Skip to content

Turkey behaving badly

The pictures shows the Istanbul Security Directorate in Vatan Street, Turkey. behind these walls unspeakable things are happening.

Turkey is a member of the Council of Europe and a party to several human rights treaties, including the European Convention on Human Rights
AND the Optional Protocol to the Convention against Torture.

Following the attempted coup on July 15, the government declared a state of emergency and invoked its right to temporarily place extraordinary restrictions on some of the standards in the human rights treaties it has signed. These actions clearly violate many guarantees, including the rights to freedom of expression, liberty, and security, and access to justice.

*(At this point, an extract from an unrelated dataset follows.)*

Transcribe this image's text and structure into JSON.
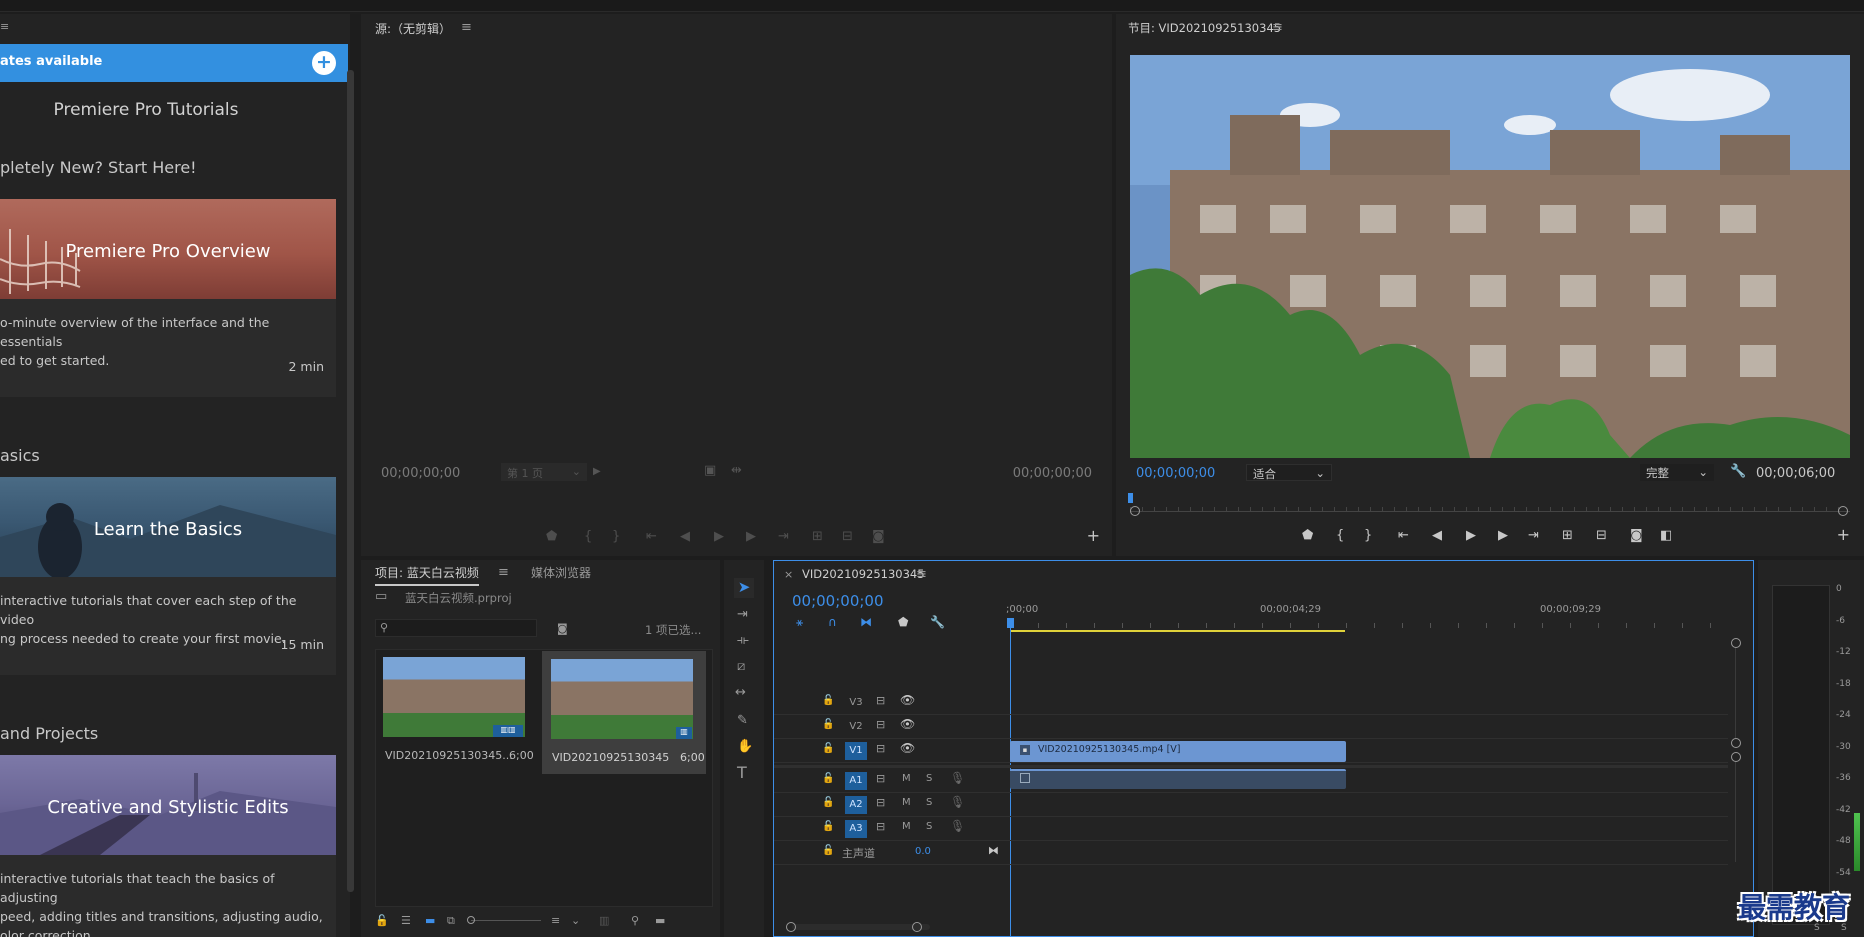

Meanwhile doctors at organisations treating victims of torture continue to examine the injuries of Kurdish men and women released very recently from Turkish government security facilities, documenting their scars and using the aptly named Istanbul protocol to determine the degree of legal certainty with which they are attributable to the torture they describe. They compile the evidence, and there is plenty of it.

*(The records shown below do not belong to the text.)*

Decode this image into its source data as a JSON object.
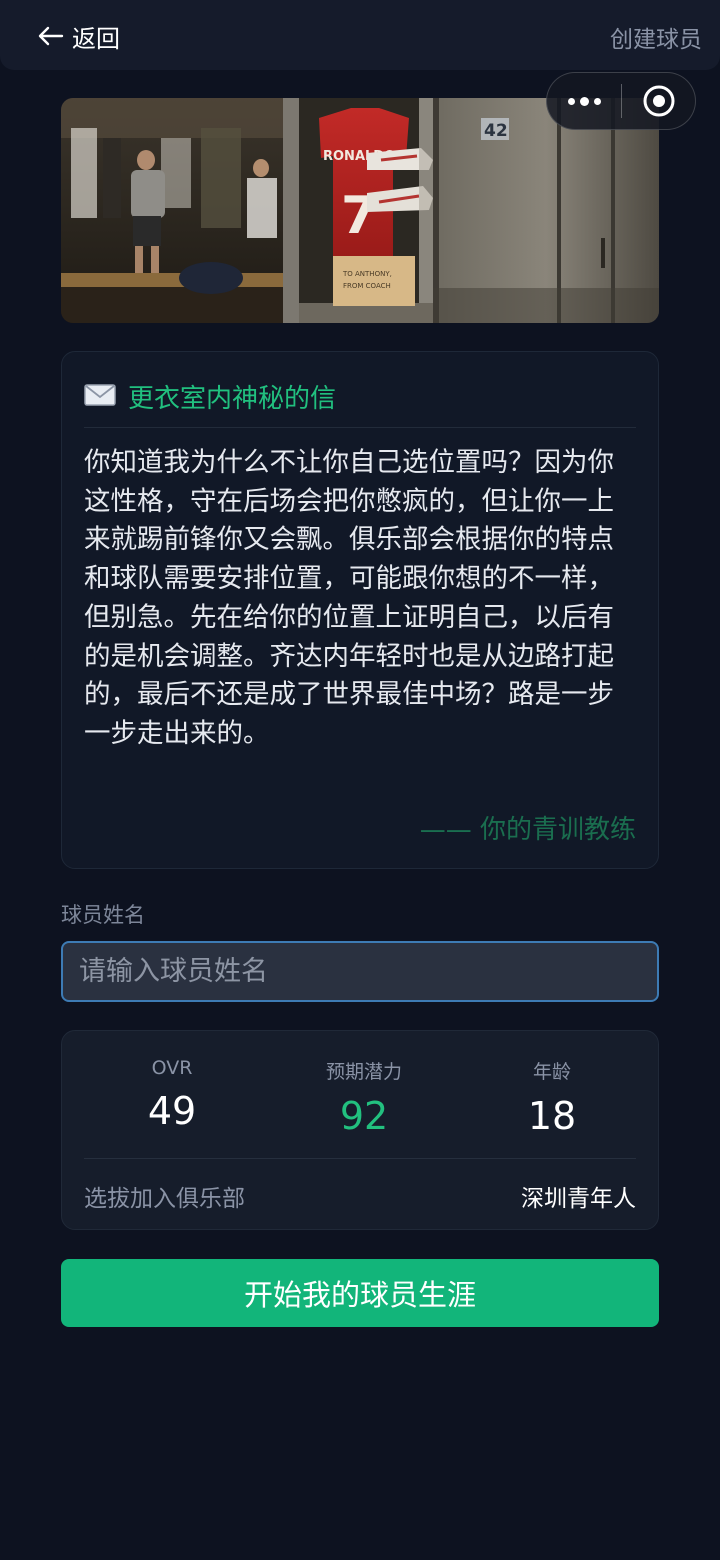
{
  "header": {
    "back_label": "返回",
    "title": "创建球员"
  },
  "capsule": {
    "more_icon": "more-dots-icon",
    "close_icon": "target-circle-icon"
  },
  "hero": {
    "scene": "locker-room",
    "jersey_name": "RONALDO",
    "jersey_number": "7",
    "locker_number": "42",
    "box_note_line1": "TO ANTHONY,",
    "box_note_line2": "FROM COACH"
  },
  "letter": {
    "icon": "envelope-icon",
    "title": "更衣室内神秘的信",
    "body": "你知道我为什么不让你自己选位置吗？因为你这性格，守在后场会把你憋疯的，但让你一上来就踢前锋你又会飘。俱乐部会根据你的特点和球队需要安排位置，可能跟你想的不一样，但别急。先在给你的位置上证明自己，以后有的是机会调整。齐达内年轻时也是从边路打起的，最后不还是成了世界最佳中场？路是一步一步走出来的。",
    "signature": "—— 你的青训教练"
  },
  "name_field": {
    "label": "球员姓名",
    "placeholder": "请输入球员姓名",
    "value": ""
  },
  "stats": {
    "ovr_label": "OVR",
    "ovr_value": "49",
    "potential_label": "预期潜力",
    "potential_value": "92",
    "age_label": "年龄",
    "age_value": "18",
    "club_label": "选拔加入俱乐部",
    "club_value": "深圳青年人"
  },
  "start_button": {
    "label": "开始我的球员生涯"
  },
  "colors": {
    "accent_green": "#12b57a",
    "title_green": "#21c07f",
    "input_border": "#3d7bb4",
    "background": "#0d1220"
  }
}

This is a dangerous time to be a Kurdish political activist in South East Turkey. The two leaders of Turkey’s legal pro-Kurdish Peoples’ Democratic party (HDP) have been detained. We are pretty sure we can describe what’s happening to them. There are usually four men in the room, with truncheons. They may be uniformed but their shirts will be off as they are hot with the exertion of it. The detainee is naked, bound, bruised and bleeding, teeth broken, eyes swollen shut, dizzy with head injury and thirst. There are beatings, electric shocks, repeated immersion in the toilet, sexual assault, threats of death. All for a confession you can never trust and a promise to inform that will not be kept.

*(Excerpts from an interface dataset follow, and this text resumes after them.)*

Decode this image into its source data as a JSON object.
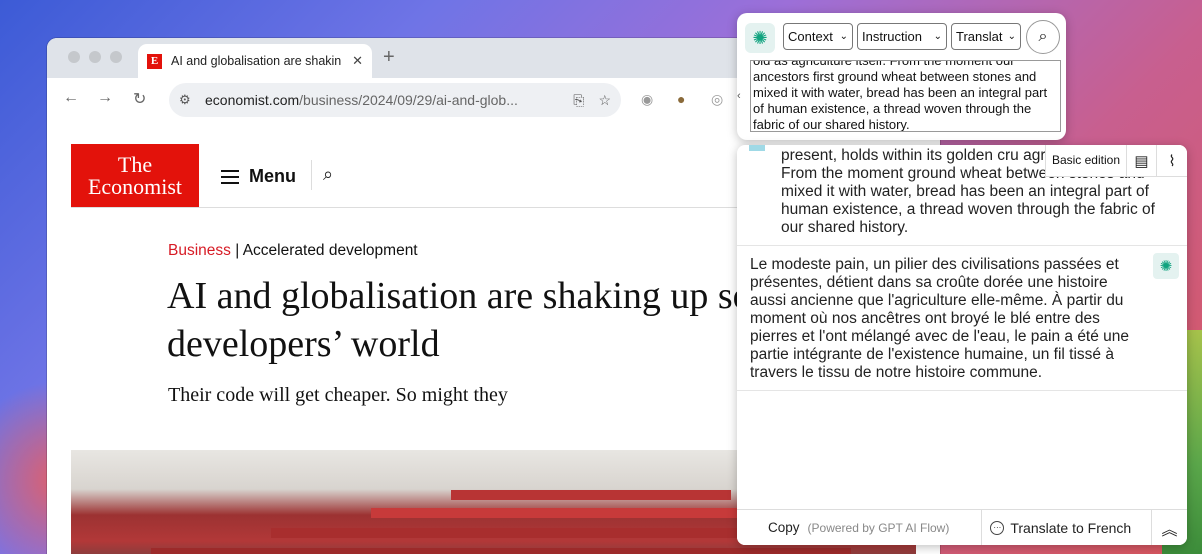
{
  "browser": {
    "tab_favicon": "E",
    "tab_title": "AI and globalisation are shaking",
    "tab_close": "✕",
    "new_tab": "+",
    "url_host": "economist.com",
    "url_path": "/business/2024/09/29/ai-and-glob..."
  },
  "page": {
    "logo_line1": "The",
    "logo_line2": "Economist",
    "menu_label": "Menu",
    "section": "Business",
    "kicker_sep": " | ",
    "kicker": "Accelerated development",
    "headline": "AI and globalisation are shaking up software developers’ world",
    "standfirst": "Their code will get cheaper. So might they"
  },
  "ai_popup": {
    "context_label": "Context",
    "instruction_label": "Instruction",
    "translate_label": "Translat",
    "input_text_cut": "old as agriculture itself. From the moment our",
    "input_text": "ancestors first ground wheat between stones and mixed it with water, bread has been an integral part of human existence, a thread woven through the fabric of our shared history."
  },
  "ai_panel": {
    "basic_edition": "Basic edition",
    "source_text": "present, holds within its golden cru agriculture itself. From the moment ground wheat between stones and mixed it with water, bread has been an integral part of human existence, a thread woven through the fabric of our shared history.",
    "translation": "Le modeste pain, un pilier des civilisations passées et présentes, détient dans sa croûte dorée une histoire aussi ancienne que l'agriculture elle-même. À partir du moment où nos ancêtres ont broyé le blé entre des pierres et l'ont mélangé avec de l'eau, le pain a été une partie intégrante de l'existence humaine, un fil tissé à travers le tissu de notre histoire commune.",
    "copy_label": "Copy",
    "powered_label": "(Powered by GPT AI Flow)",
    "translate_button": "Translate to French"
  }
}
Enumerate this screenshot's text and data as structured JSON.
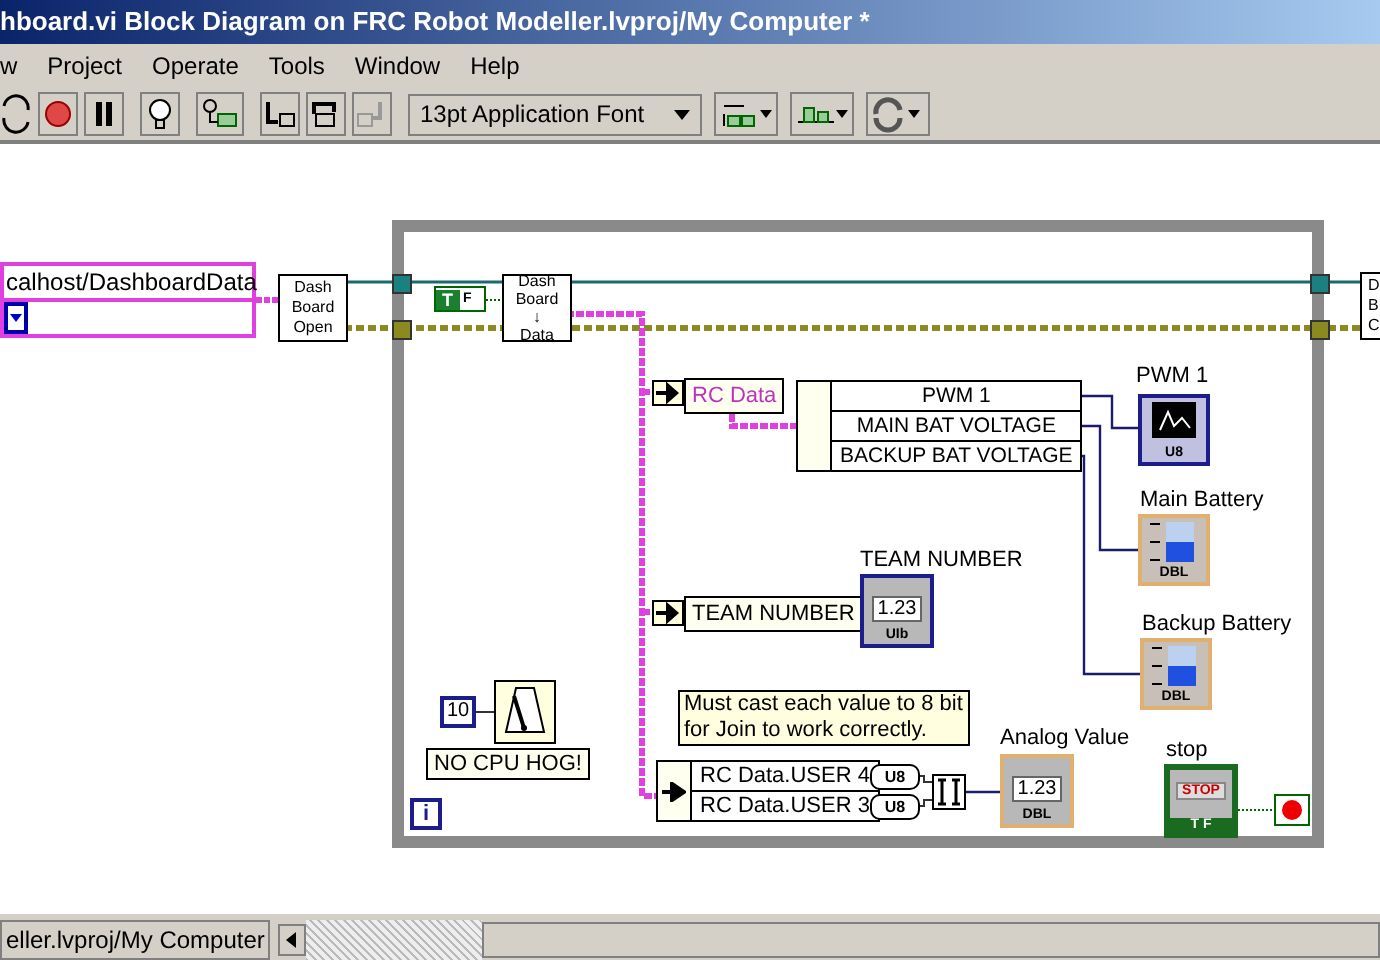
{
  "window": {
    "title": "hboard.vi Block Diagram on FRC Robot Modeller.lvproj/My Computer *"
  },
  "menu": [
    "w",
    "Project",
    "Operate",
    "Tools",
    "Window",
    "Help"
  ],
  "toolbar": {
    "font_selector": "13pt Application Font"
  },
  "diagram": {
    "string_constant": "calhost/DashboardData",
    "open_node": [
      "Dash",
      "Board",
      "Open"
    ],
    "boolean_constant": {
      "true_label": "T",
      "false_label": "F"
    },
    "read_node": [
      "Dash",
      "Board",
      "↓",
      "Data"
    ],
    "rc_data_label": "RC Data",
    "unbundle": [
      "PWM 1",
      "MAIN BAT VOLTAGE",
      "BACKUP BAT VOLTAGE"
    ],
    "indicators": [
      {
        "label": "PWM 1",
        "kind": "chart",
        "type": "U8"
      },
      {
        "label": "Main Battery",
        "kind": "tank",
        "type": "DBL"
      },
      {
        "label": "Backup Battery",
        "kind": "tank",
        "type": "DBL"
      }
    ],
    "team_number": {
      "field": "TEAM NUMBER",
      "label": "TEAM NUMBER",
      "display": "1.23",
      "type": "UIb"
    },
    "wait": {
      "constant": "10",
      "label": "NO CPU HOG!"
    },
    "iteration_terminal": "i",
    "comment": "Must cast each value to 8 bit for Join to work correctly.",
    "bundle": [
      "RC Data.USER 4",
      "RC Data.USER 3"
    ],
    "conversions": [
      "U8",
      "U8"
    ],
    "analog": {
      "label": "Analog Value",
      "display": "1.23",
      "type": "DBL"
    },
    "stop": {
      "label": "stop",
      "button": "STOP",
      "type": "T F"
    },
    "right_node": [
      "D",
      "B",
      "C"
    ]
  },
  "status": {
    "project": "eller.lvproj/My Computer"
  }
}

The sensible man guesses that the torturers are as full of fear as of hatred. Their boundaries have been reset. The unacceptable has become the norm. Yet beating and burning and drowning the people you don’t trust won’t make them your friends. Dehumanising and brutalising people you fear and hate won’t make you feel safer.
Turkey seeks a seat at the table, but whilst a steady stream of torture survivors are showing their marks, Mr Erdogan has work to do.

Turkey is a signatory to OPCAT. Membership of OPCAT commits a country to regular external inspections by Independent National and International bodies. OPCAT is non judgmental, believing that the increased transparency from such inspections reduces abuse. Its time for Turkey to allow Human Rights Watch or Physicians for Human Rights, both with excellent records of impartiality, to inspect.

What can YOU do? Email the Turkish Consulate. Ask them to open the doors of their detention centres to inspection by external NGOs.


Postal address:
Rutland Lodge Rutland Gardens,
London SW7 1BW,
United Kingdom

Telephone: 020 7591 6900
Fax: 020 75 91 6911

BizeYazin For all your queries:
KCM Consulate Call Center:
+44 203 608 80 90

Leave a Reply

Fill in your details below or click an icon to log in: Logo

You are commenting using your account. Log Out /  Change )

Google+ photo

You are commenting using your Google+ account. Log Out /  Change )

Twitter picture

You are commenting using your Twitter account. Log Out /  Change )

Facebook photo

You are commenting using your Facebook account. Log Out /  Change )

Connecting to %s

%d bloggers like this: